▸ Exercise description
Count all lines holding "this" in the data below and say the number, nothing more.

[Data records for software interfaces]
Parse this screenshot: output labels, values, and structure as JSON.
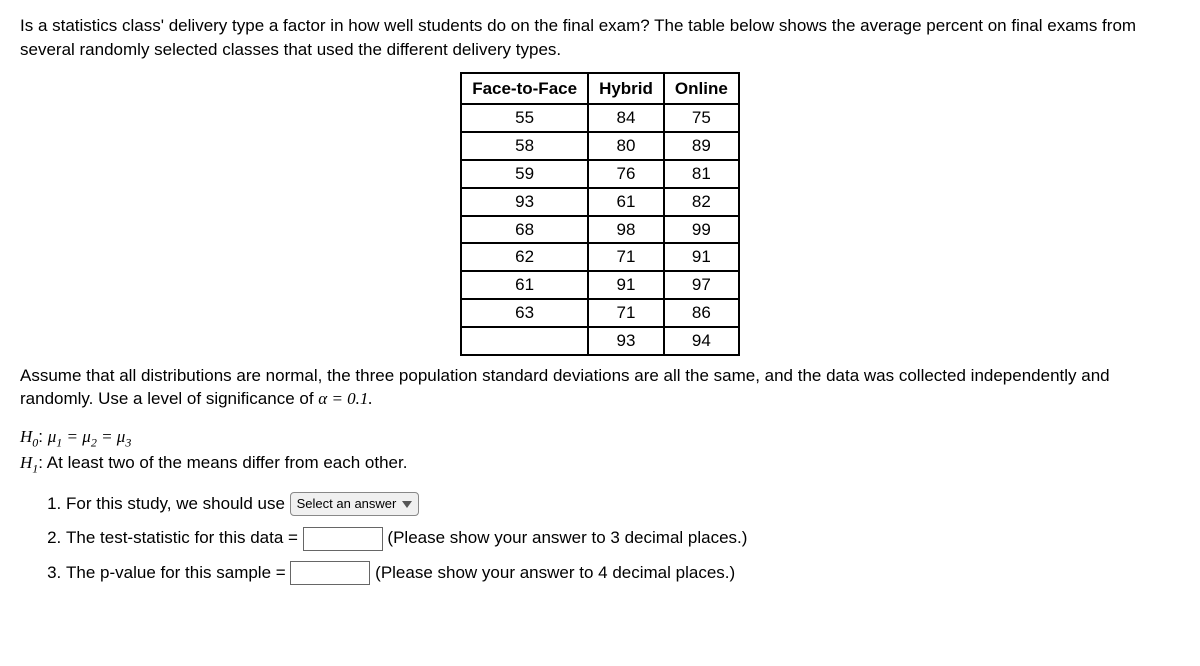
{
  "intro": "Is a statistics class' delivery type a factor in how well students do on the final exam? The table below shows the average percent on final exams from several randomly selected classes that used the different delivery types.",
  "table": {
    "headers": [
      "Face-to-Face",
      "Hybrid",
      "Online"
    ],
    "rows": [
      [
        "55",
        "84",
        "75"
      ],
      [
        "58",
        "80",
        "89"
      ],
      [
        "59",
        "76",
        "81"
      ],
      [
        "93",
        "61",
        "82"
      ],
      [
        "68",
        "98",
        "99"
      ],
      [
        "62",
        "71",
        "91"
      ],
      [
        "61",
        "91",
        "97"
      ],
      [
        "63",
        "71",
        "86"
      ],
      [
        "",
        "93",
        "94"
      ]
    ]
  },
  "assume_pre": "Assume that all distributions are normal, the three population standard deviations are all the same, and the data was collected independently and randomly. Use a level of significance of ",
  "alpha_eq": "α = 0.1.",
  "h0_label": "H",
  "h0_sub": "0",
  "h0_colon": ": ",
  "mu": "μ",
  "sub1": "1",
  "sub2": "2",
  "sub3": "3",
  "eq": " = ",
  "h1_label": "H",
  "h1_sub": "1",
  "h1_text": ": At least two of the means differ from each other.",
  "q1_pre": "For this study, we should use ",
  "q1_select": "Select an answer",
  "q2_pre": "The test-statistic for this data = ",
  "q2_post": " (Please show your answer to 3 decimal places.)",
  "q3_pre": "The p-value for this sample = ",
  "q3_post": " (Please show your answer to 4 decimal places.)"
}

▸ Finished exercise
4